    Amos Emerson Dolbear

  • In this way the density of the ether has been deduced by noting the velocity of light.

    The Machinery of the Universe

    Amos Emerson Dolbear

  • The density of their ignorance is something that the people of England cannot understand.

    Ireland as It Is

    Robert John Buckley (AKA R.J.B.)

British Dictionary definitions for density


noun plural -ties
  1. the degree to which something is filled, crowded, or occupiedhigh density of building in towns
  2. obtuseness; stupidity
  3. a measure of the compactness of a substance, expressed as its mass per unit volume. It is measured in kilograms per cubic metre or pounds per cubic footSymbol: ρ See also relative density
  4. a measure of a physical quantity per unit of length, area, or volumeSee charge density, current density
  5. physics photog See transmission density, reflection density
Collins English Dictionary - Complete & Unabridged 2012 Digital Edition © William Collins Sons & Co. Ltd. 1979, 1986 © HarperCollins Publishers 1998, 2000, 2003, 2005, 2006, 2007, 2009, 2012

Word Origin and History for density

c.1600, from French densité (16c.), from Old French dempsité (13c.), from Latin densitas "thickness," from densus "thick, dense" (see dense).

Online Etymology Dictionary, © 2010 Douglas Harper

density in Medicine


  1. The mass per unit volume of a substance at a specified pressure and temperature.
  2. The quantity of something per unit measure, especially per unit length, area, or volume.
The American Heritage® Stedman's Medical Dictionary Copyright © 2002, 2001, 1995 by Houghton Mifflin Company.
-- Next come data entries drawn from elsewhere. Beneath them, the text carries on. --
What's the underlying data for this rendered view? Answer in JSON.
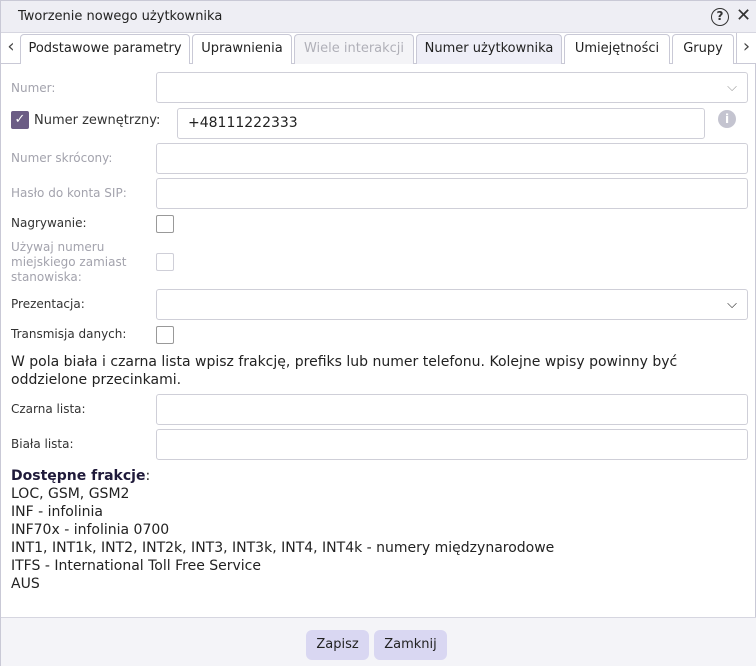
{
  "window": {
    "title": "Tworzenie nowego użytkownika",
    "help_icon": "?",
    "close_icon": "✕"
  },
  "tabs": {
    "prev_arrow": "‹",
    "next_arrow": "›",
    "items": [
      {
        "label": "Podstawowe parametry",
        "state": "normal"
      },
      {
        "label": "Uprawnienia",
        "state": "normal"
      },
      {
        "label": "Wiele interakcji",
        "state": "disabled"
      },
      {
        "label": "Numer użytkownika",
        "state": "active"
      },
      {
        "label": "Umiejętności",
        "state": "normal"
      },
      {
        "label": "Grupy",
        "state": "normal"
      }
    ]
  },
  "form": {
    "numer": {
      "label": "Numer:",
      "value": ""
    },
    "numer_zewnetrzny": {
      "label": "Numer zewnętrzny:",
      "checked": true,
      "check_mark": "✓",
      "value": "+48111222333",
      "info_icon": "i"
    },
    "numer_skrocony": {
      "label": "Numer skrócony:",
      "value": ""
    },
    "haslo_sip": {
      "label": "Hasło do konta SIP:",
      "value": ""
    },
    "nagrywanie": {
      "label": "Nagrywanie:",
      "checked": false
    },
    "uzywaj_numeru": {
      "label_lines": [
        "Używaj numeru",
        "miejskiego zamiast",
        "stanowiska:"
      ],
      "checked": false
    },
    "prezentacja": {
      "label": "Prezentacja:",
      "value": ""
    },
    "transmisja": {
      "label": "Transmisja danych:",
      "checked": false
    },
    "note_lines": [
      "W pola biała i czarna lista wpisz frakcję, prefiks lub numer telefonu. Kolejne wpisy powinny być",
      "oddzielone przecinkami."
    ],
    "czarna_lista": {
      "label": "Czarna lista:",
      "value": ""
    },
    "biala_lista": {
      "label": "Biała lista:",
      "value": ""
    }
  },
  "frakcje": {
    "header": "Dostępne frakcje",
    "header_suffix": ":",
    "items": [
      "LOC, GSM, GSM2",
      "INF - infolinia",
      "INF70x - infolinia 0700",
      "INT1, INT1k, INT2, INT2k, INT3, INT3k, INT4, INT4k - numery międzynarodowe",
      "ITFS - International Toll Free Service",
      "AUS"
    ]
  },
  "footer": {
    "save_label": "Zapisz",
    "close_label": "Zamknij"
  },
  "colors": {
    "accent": "#6b5c85",
    "button_bg": "#d9d7f2",
    "titlebar_bg": "#eeeef4"
  }
}
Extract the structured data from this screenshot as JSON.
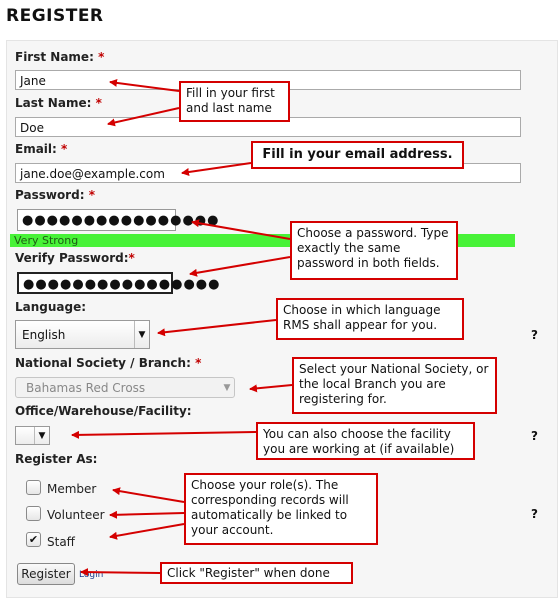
{
  "page": {
    "title": "REGISTER"
  },
  "form": {
    "first_name": {
      "label": "First Name:",
      "required": "*",
      "value": "Jane"
    },
    "last_name": {
      "label": "Last Name:",
      "required": "*",
      "value": "Doe"
    },
    "email": {
      "label": "Email:",
      "required": "*",
      "value": "jane.doe@example.com"
    },
    "password": {
      "label": "Password:",
      "required": "*",
      "value": "●●●●●●●●●●●●●●●●",
      "strength": "Very Strong"
    },
    "verify_password": {
      "label": "Verify Password:",
      "required": "*",
      "value": "●●●●●●●●●●●●●●●●"
    },
    "language": {
      "label": "Language:",
      "value": "English",
      "help": "?"
    },
    "national_society": {
      "label": "National Society / Branch:",
      "required": "*",
      "value": "Bahamas Red Cross"
    },
    "facility": {
      "label": "Office/Warehouse/Facility:",
      "value": "",
      "help": "?"
    },
    "register_as": {
      "label": "Register As:",
      "help": "?",
      "options": [
        {
          "label": "Member",
          "checked": false
        },
        {
          "label": "Volunteer",
          "checked": false
        },
        {
          "label": "Staff",
          "checked": true
        }
      ]
    },
    "register_button": "Register",
    "login_link": "Login"
  },
  "annotations": {
    "name": "Fill in your first and last name",
    "email": "Fill in your email address.",
    "password": "Choose a password. Type exactly the same password in both fields.",
    "language": "Choose in which language RMS shall appear for you.",
    "society": "Select your National Society, or the local Branch you are registering for.",
    "facility": "You can also choose the facility you are working at (if available)",
    "roles": "Choose your role(s). The corresponding records will automatically be linked to your account.",
    "register": "Click \"Register\" when done"
  },
  "colors": {
    "annotation": "#d40000",
    "strength_bar": "#48f238",
    "required": "#c00000"
  }
}
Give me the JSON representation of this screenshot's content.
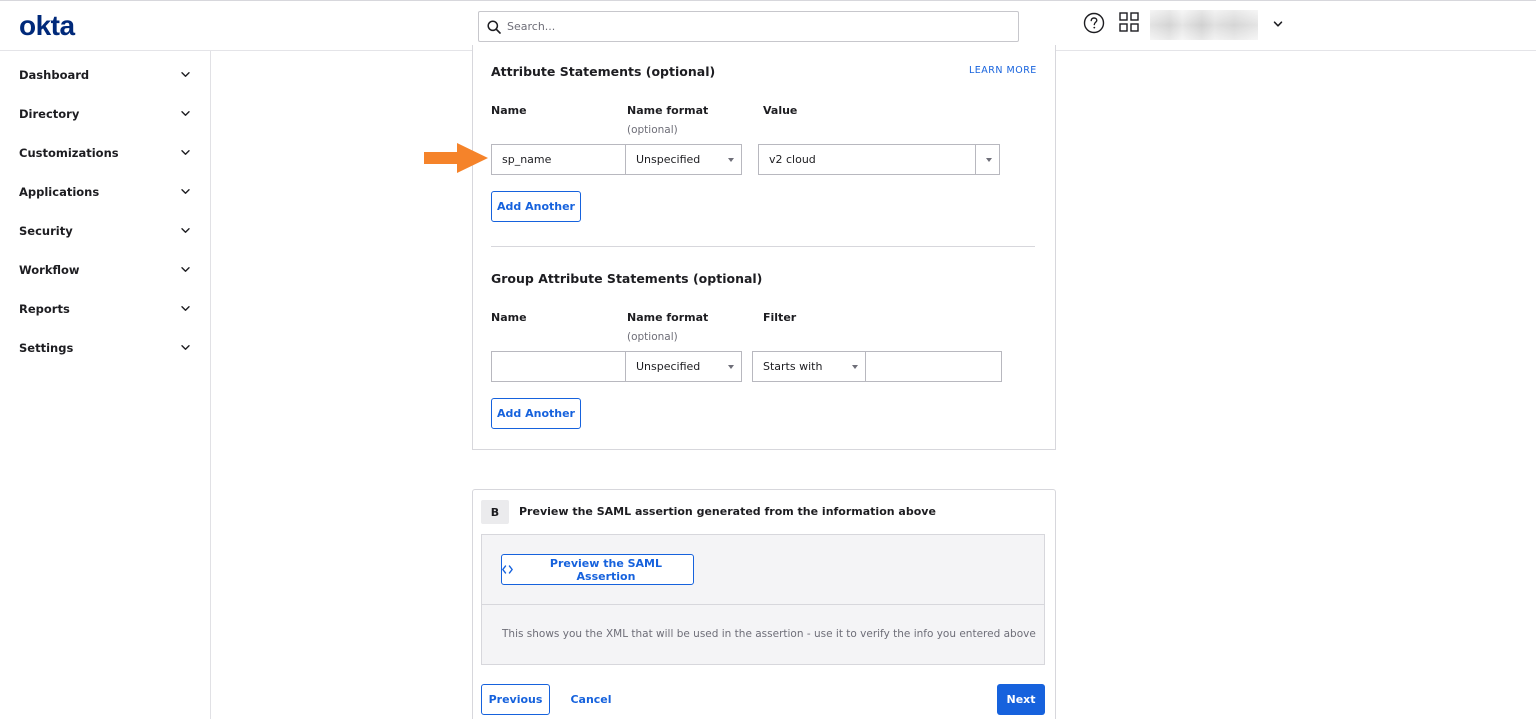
{
  "header": {
    "logo": "okta",
    "search_placeholder": "Search...",
    "help_icon": "help-circle-icon",
    "apps_icon": "apps-grid-icon"
  },
  "sidebar": {
    "items": [
      {
        "label": "Dashboard"
      },
      {
        "label": "Directory"
      },
      {
        "label": "Customizations"
      },
      {
        "label": "Applications"
      },
      {
        "label": "Security"
      },
      {
        "label": "Workflow"
      },
      {
        "label": "Reports"
      },
      {
        "label": "Settings"
      }
    ]
  },
  "attribute_statements": {
    "title": "Attribute Statements (optional)",
    "learn_more": "LEARN MORE",
    "col_name": "Name",
    "col_name_format": "Name format",
    "col_name_format_sub": "(optional)",
    "col_value": "Value",
    "row": {
      "name": "sp_name",
      "name_format": "Unspecified",
      "value": "v2 cloud"
    },
    "add_another": "Add Another"
  },
  "group_attribute_statements": {
    "title": "Group Attribute Statements (optional)",
    "col_name": "Name",
    "col_name_format": "Name format",
    "col_name_format_sub": "(optional)",
    "col_filter": "Filter",
    "row": {
      "name": "",
      "name_format": "Unspecified",
      "filter_type": "Starts with",
      "filter_value": ""
    },
    "add_another": "Add Another"
  },
  "preview": {
    "badge": "B",
    "title": "Preview the SAML assertion generated from the information above",
    "button_label": "Preview the SAML Assertion",
    "note": "This shows you the XML that will be used in the assertion - use it to verify the info you entered above"
  },
  "footer": {
    "previous": "Previous",
    "cancel": "Cancel",
    "next": "Next"
  },
  "colors": {
    "brand": "#00297a",
    "accent": "#1662dd",
    "arrow": "#f5832a"
  }
}
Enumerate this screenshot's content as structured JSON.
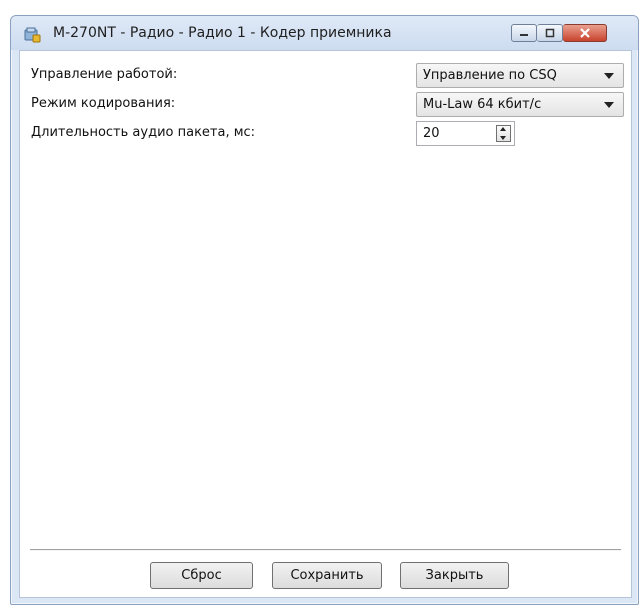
{
  "window": {
    "title": "M-270NT - Радио - Радио 1 - Кодер приемника",
    "icon": "app-icon"
  },
  "form": {
    "rows": [
      {
        "label": "Управление работой:",
        "value": "Управление по CSQ",
        "control": "dropdown"
      },
      {
        "label": "Режим кодирования:",
        "value": "Mu-Law 64 кбит/с",
        "control": "dropdown"
      },
      {
        "label": "Длительность аудио пакета, мс:",
        "value": "20",
        "control": "spinner"
      }
    ]
  },
  "buttons": {
    "reset": "Сброс",
    "save": "Сохранить",
    "close": "Закрыть"
  }
}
Published by Houghton Mifflin Company.

density in Science


  1. A measure of the quantity of some physical property (usually mass) per unit length, area, or volume (usually volume).Mass density is a measure of the mass of a substance per unit volume. Most substances (especially gases such as air) increase in density as their pressure is increases or as their temperature decreases.Energy density is a measure of the amount of energy (often in the form of electromagnetic radiation) per unit volume in a region of space or some material. See also Boyle's law.
The American Heritage® Science Dictionary Copyright © 2011. Published by Houghton Mifflin Harcourt Publishing Company. All rights reserved.

density in Culture


The relative heaviness of objects, measured in units of mass or weight per units of volume. (See specific gravity.)

The New Dictionary of Cultural Literacy, Third Edition Copyright © 2005 by Houghton Mifflin Harcourt Publishing Company. Published by Houghton Mifflin Harcourt Publishing Company. All rights reserved.